--- Recorded data ---
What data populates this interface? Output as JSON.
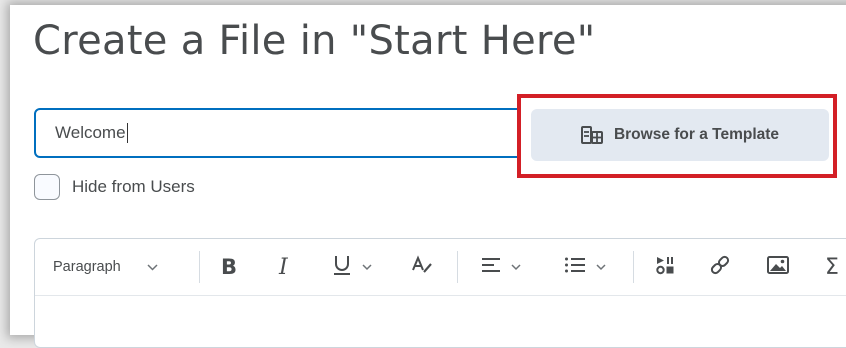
{
  "page": {
    "title": "Create a File in \"Start Here\""
  },
  "form": {
    "title_value": "Welcome",
    "browse_button_label": "Browse for a Template",
    "hide_checkbox_label": "Hide from Users",
    "hide_checked": false
  },
  "toolbar": {
    "paragraph_label": "Paragraph",
    "chevron": "⌄",
    "tools": [
      "paragraph-format-dropdown",
      "bold",
      "italic",
      "underline-dropdown",
      "format-painter",
      "align-dropdown",
      "list-dropdown",
      "insert-media-stuff",
      "insert-link",
      "insert-image",
      "equation"
    ]
  },
  "colors": {
    "highlight": "#d31f26",
    "input_focus": "#006fbf",
    "button_bg": "#e3e9f1",
    "text": "#494c4e"
  }
}
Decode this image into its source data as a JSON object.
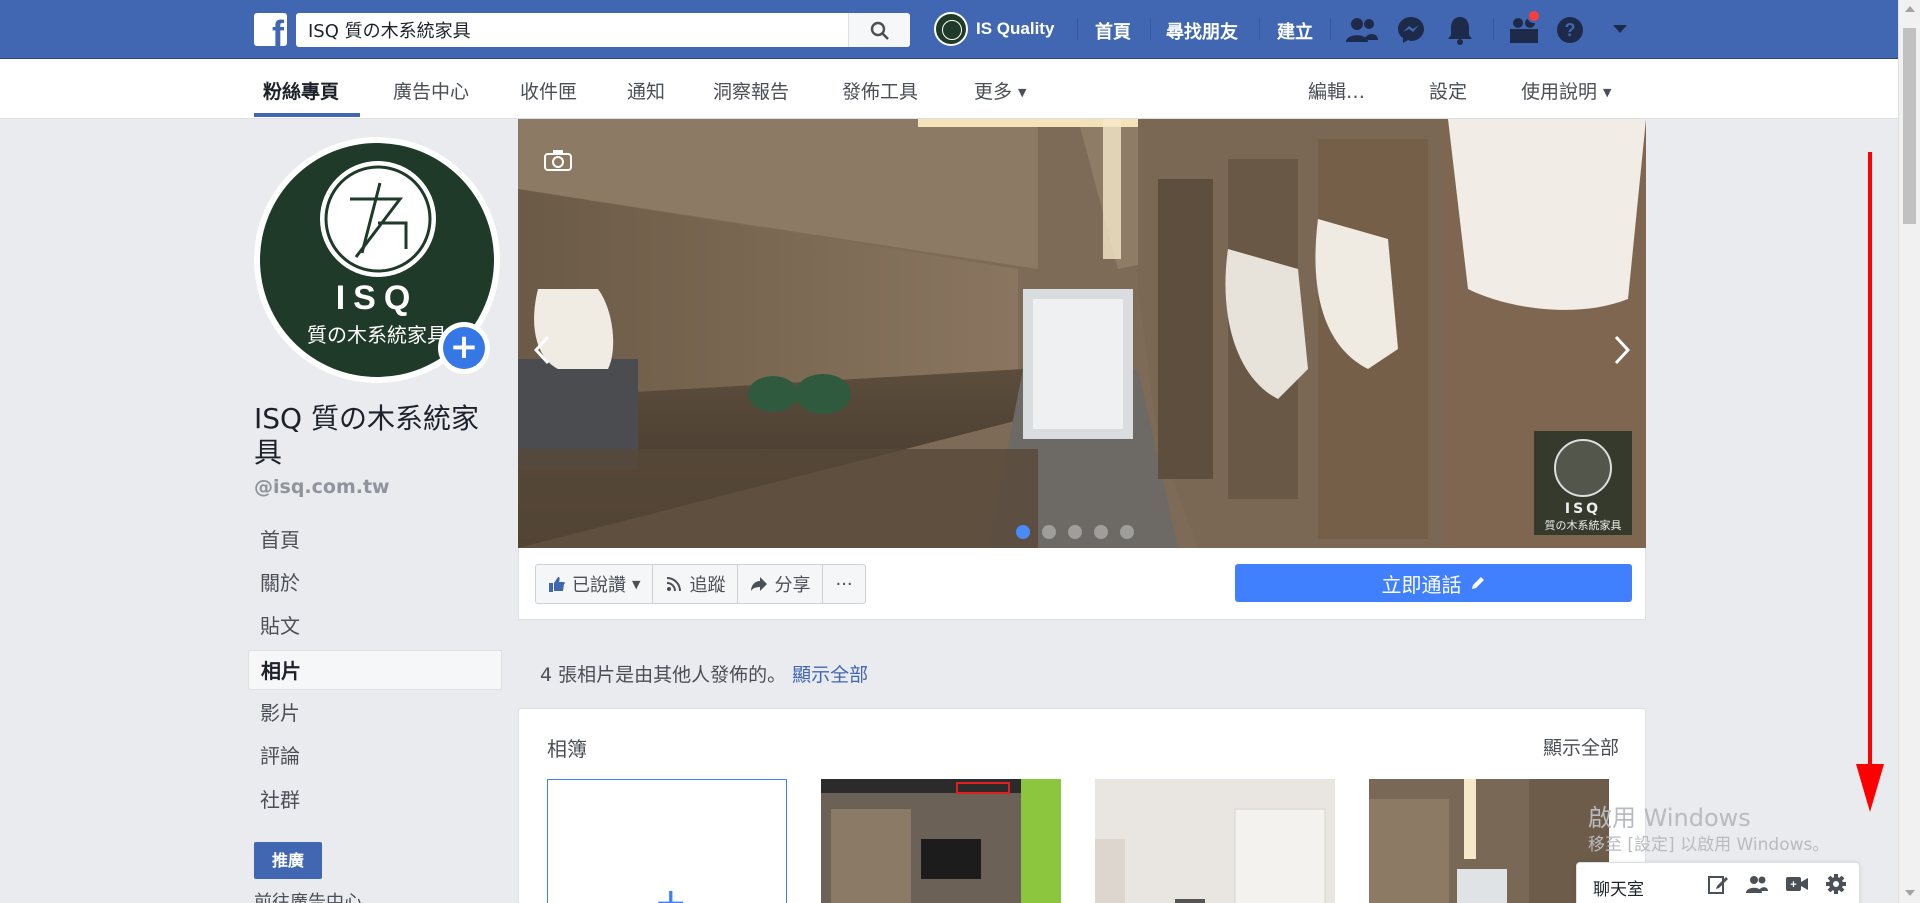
{
  "topbar": {
    "search_value": "ISQ 質の木系統家具",
    "profile_name": "IS Quality",
    "links": [
      "首頁",
      "尋找朋友",
      "建立"
    ]
  },
  "subnav": {
    "tabs": [
      "粉絲專頁",
      "廣告中心",
      "收件匣",
      "通知",
      "洞察報告",
      "發佈工具",
      "更多"
    ],
    "right": [
      "編輯…",
      "設定",
      "使用說明"
    ]
  },
  "profile": {
    "logo_text": "ISQ",
    "logo_sub": "質の木系統家具",
    "name": "ISQ 質の木系統家具",
    "handle": "@isq.com.tw"
  },
  "left_nav": [
    "首頁",
    "關於",
    "貼文",
    "相片",
    "影片",
    "評論",
    "社群"
  ],
  "promote_label": "推廣",
  "ad_center_label": "前往廣告中心",
  "cover": {
    "badge_text": "ISQ",
    "badge_sub": "質の木系統家具",
    "slide_count": 5,
    "active_slide": 1
  },
  "actions": {
    "liked": "已說讚",
    "follow": "追蹤",
    "share": "分享",
    "more": "···",
    "call": "立即通話"
  },
  "shared_photos": {
    "text": "4 張相片是由其他人發佈的。",
    "link": "顯示全部"
  },
  "albums": {
    "title": "相簿",
    "see_all": "顯示全部"
  },
  "watermark": {
    "line1": "啟用 Windows",
    "line2": "移至 [設定] 以啟用 Windows。"
  },
  "chat": {
    "label": "聊天室"
  },
  "colors": {
    "fb_blue": "#4267b2",
    "call_blue": "#4080ff",
    "annotation_red": "#ff0000"
  }
}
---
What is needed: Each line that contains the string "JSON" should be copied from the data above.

Task result:
What data populates this interface? Output as JSON.
Decode this image into its source data as a JSON object.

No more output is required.